This study provides an improved understanding of the microbial mechanisms contributing to peat decomposition that reduces uncertainty around C cycling in these systems, however, results also suggest the potential for uncoupling of the N and C cycles as these environments evolve over time.
There are large uncertainties about the fate of carbon stored in deep peat deposits under our changing environment. Understanding how microorganisms affect the decomposition of these deposits under varying conditions should help reduce this uncertainty.
Scientists from Oak Ridge National Laboratory hypothesized that the more stable recalcitrant subsurface environment would contain a smaller less diverse microbial enzyme pool, that is better adapted to a narrow temperature range. Potential enzyme activity decreased with peat depth as expected and corresponded with changes in peat composition and microbial biomass. Enzyme activation energy decreased with depth as predicted, however leucine amino peptidase activation energy was much lower than other enzymes, suggesting a limited ability for these N acquiring enzymes to increase activity with increased temperatures. Stable temperatures at depth in the peat appear to result in a microbial community containing enzymes that have lower sensitivity or responsiveness to temperature increases.
Daniel Stover (BER PM)
Christopher W. Schadt (PI)
Senior Staff Scientist, Oak Ridge National Laboratory
Supported by the US Department of Energy, Office of Science, Office of Biological and Environmental Research, Terrestrial Ecosystem Science (TES) Program as part of the ORNL SPRUCE project under the TES SFA, and a university led project of The Georgia Institute of Technology (grant number # DE-SC0012088).
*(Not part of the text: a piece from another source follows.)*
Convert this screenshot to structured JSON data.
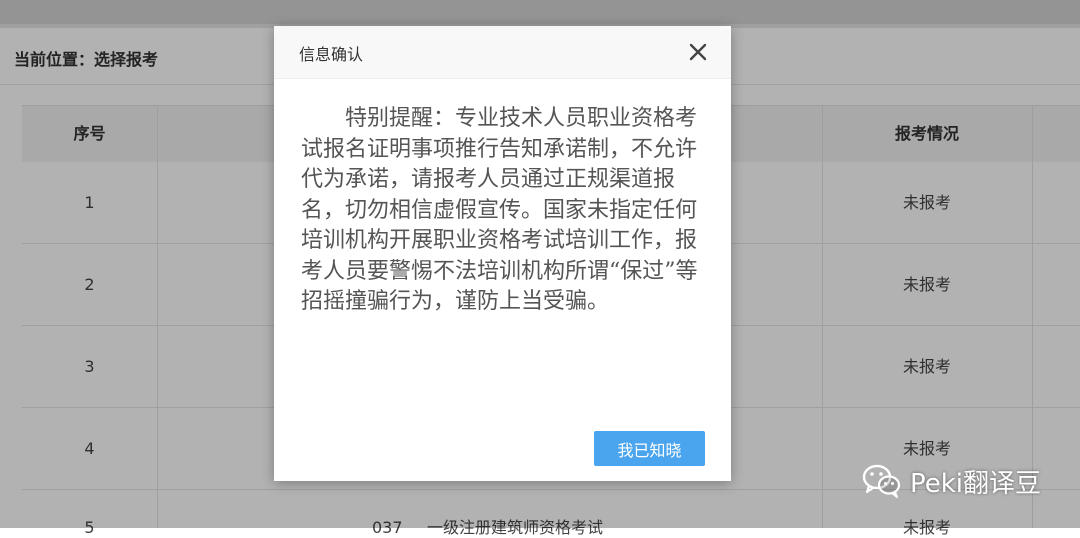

Steinweg, J.M., J.E. Kostka, P.J. Hanson and C.W. Schadt, “Temperature sensitivity of extracellular enzymes differs with peat depth but not with season in an ombrotrophic bog.” Soil Biology and Biochemistry 125, 244-250 (2018). [DOI:10.1016/j.soilbio.2018.07.001]
BER supports basic research and scientific user facilities to advance DOE missions in energy and environment. More about BER
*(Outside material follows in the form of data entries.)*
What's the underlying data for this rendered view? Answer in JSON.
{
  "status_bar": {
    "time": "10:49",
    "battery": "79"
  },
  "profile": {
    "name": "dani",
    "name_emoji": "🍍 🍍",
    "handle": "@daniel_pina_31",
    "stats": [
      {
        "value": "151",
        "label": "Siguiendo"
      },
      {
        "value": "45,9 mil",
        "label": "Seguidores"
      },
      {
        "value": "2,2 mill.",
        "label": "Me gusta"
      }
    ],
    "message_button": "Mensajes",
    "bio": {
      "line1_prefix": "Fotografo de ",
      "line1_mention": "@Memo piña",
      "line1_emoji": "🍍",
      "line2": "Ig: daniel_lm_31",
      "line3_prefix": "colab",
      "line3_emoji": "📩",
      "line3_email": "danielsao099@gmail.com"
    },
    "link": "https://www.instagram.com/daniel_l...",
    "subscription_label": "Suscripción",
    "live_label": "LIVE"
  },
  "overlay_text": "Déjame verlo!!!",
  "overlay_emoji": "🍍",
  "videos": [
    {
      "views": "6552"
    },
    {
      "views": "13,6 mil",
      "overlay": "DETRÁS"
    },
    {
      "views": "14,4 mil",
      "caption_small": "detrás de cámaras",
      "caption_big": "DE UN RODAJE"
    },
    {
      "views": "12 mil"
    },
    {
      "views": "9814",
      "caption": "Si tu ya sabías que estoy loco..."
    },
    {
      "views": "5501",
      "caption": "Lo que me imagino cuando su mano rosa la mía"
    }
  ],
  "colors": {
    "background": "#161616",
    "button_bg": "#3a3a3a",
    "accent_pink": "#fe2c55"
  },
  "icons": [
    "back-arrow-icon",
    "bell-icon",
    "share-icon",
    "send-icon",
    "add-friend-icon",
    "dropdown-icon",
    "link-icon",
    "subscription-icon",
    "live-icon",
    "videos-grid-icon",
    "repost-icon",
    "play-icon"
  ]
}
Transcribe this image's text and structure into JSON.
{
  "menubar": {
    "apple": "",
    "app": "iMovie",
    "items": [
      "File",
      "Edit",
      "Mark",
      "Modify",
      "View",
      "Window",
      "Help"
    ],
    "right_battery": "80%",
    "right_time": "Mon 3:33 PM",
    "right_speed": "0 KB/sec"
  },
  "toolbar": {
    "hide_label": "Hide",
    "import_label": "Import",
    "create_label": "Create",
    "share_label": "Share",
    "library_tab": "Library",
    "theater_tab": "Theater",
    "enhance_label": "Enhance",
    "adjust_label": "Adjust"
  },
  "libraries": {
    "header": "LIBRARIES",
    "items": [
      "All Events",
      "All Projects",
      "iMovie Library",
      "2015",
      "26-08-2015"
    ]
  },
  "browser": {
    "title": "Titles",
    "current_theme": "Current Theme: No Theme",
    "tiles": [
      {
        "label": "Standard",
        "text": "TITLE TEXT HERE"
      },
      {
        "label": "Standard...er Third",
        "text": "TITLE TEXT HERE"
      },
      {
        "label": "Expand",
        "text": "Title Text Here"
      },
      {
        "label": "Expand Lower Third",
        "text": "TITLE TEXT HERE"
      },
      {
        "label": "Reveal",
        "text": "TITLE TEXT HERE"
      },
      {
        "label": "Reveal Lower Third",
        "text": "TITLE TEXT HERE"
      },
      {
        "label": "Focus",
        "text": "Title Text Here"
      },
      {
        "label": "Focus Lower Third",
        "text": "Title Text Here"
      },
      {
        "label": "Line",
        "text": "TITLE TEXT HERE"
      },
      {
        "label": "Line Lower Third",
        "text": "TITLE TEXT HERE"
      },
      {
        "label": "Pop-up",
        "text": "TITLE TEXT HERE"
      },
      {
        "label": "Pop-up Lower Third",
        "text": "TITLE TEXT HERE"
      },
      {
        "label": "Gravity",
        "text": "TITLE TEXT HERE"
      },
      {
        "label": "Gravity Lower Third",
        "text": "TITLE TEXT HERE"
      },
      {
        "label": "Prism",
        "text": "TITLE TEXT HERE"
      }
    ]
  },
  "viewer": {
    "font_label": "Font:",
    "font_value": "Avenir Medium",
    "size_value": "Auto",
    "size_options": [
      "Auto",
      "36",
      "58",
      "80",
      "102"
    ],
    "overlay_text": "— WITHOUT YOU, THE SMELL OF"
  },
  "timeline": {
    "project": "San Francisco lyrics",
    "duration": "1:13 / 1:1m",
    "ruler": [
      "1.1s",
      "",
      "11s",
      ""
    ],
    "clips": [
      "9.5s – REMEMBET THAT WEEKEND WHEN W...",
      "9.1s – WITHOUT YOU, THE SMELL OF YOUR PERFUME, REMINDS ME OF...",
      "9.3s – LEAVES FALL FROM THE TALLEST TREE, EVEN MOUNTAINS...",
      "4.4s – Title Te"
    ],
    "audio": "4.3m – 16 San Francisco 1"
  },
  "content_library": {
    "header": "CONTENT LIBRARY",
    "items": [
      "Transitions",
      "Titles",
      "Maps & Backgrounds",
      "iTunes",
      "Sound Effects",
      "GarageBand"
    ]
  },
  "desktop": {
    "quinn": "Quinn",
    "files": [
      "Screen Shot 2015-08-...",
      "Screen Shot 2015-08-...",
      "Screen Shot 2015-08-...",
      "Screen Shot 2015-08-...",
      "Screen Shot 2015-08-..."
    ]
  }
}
May 10, 2019
Quantifying Decision Uncertainty in Water Management via a Coupled Agent-Based Model
Considering risk perception can improve the representation of human decision-making processes in age [more...]
May 09, 2019
Projecting Global Urban Area Growth Through 2100 Based on Historical Time Series Data and Future Scenarios
Study provides country-specific urban area growth models and the first dataset on country-level urba [more...]
May 05, 2019
Calibrating Building Energy Demand Models to Refine Long-Term Energy Planning
A new, flexible calibration approach improved model accuracy in capturing year-to-year changes in bu [more...]
May 03, 2019
Calibration and Uncertainty Analysis of Demeter for Better Downscaling of Global Land Use and Land Cover Projections
Researchers improved the Demeter model’s performance by calibrating key parameters and establi [more...]
Apr 22, 2019
Representation of U.S. Warm Temperature Extremes in Global Climate Model Ensembles
Representation of warm temperature events varies considerably among global climate models, which has [more...]
List all highlights (possible long download time)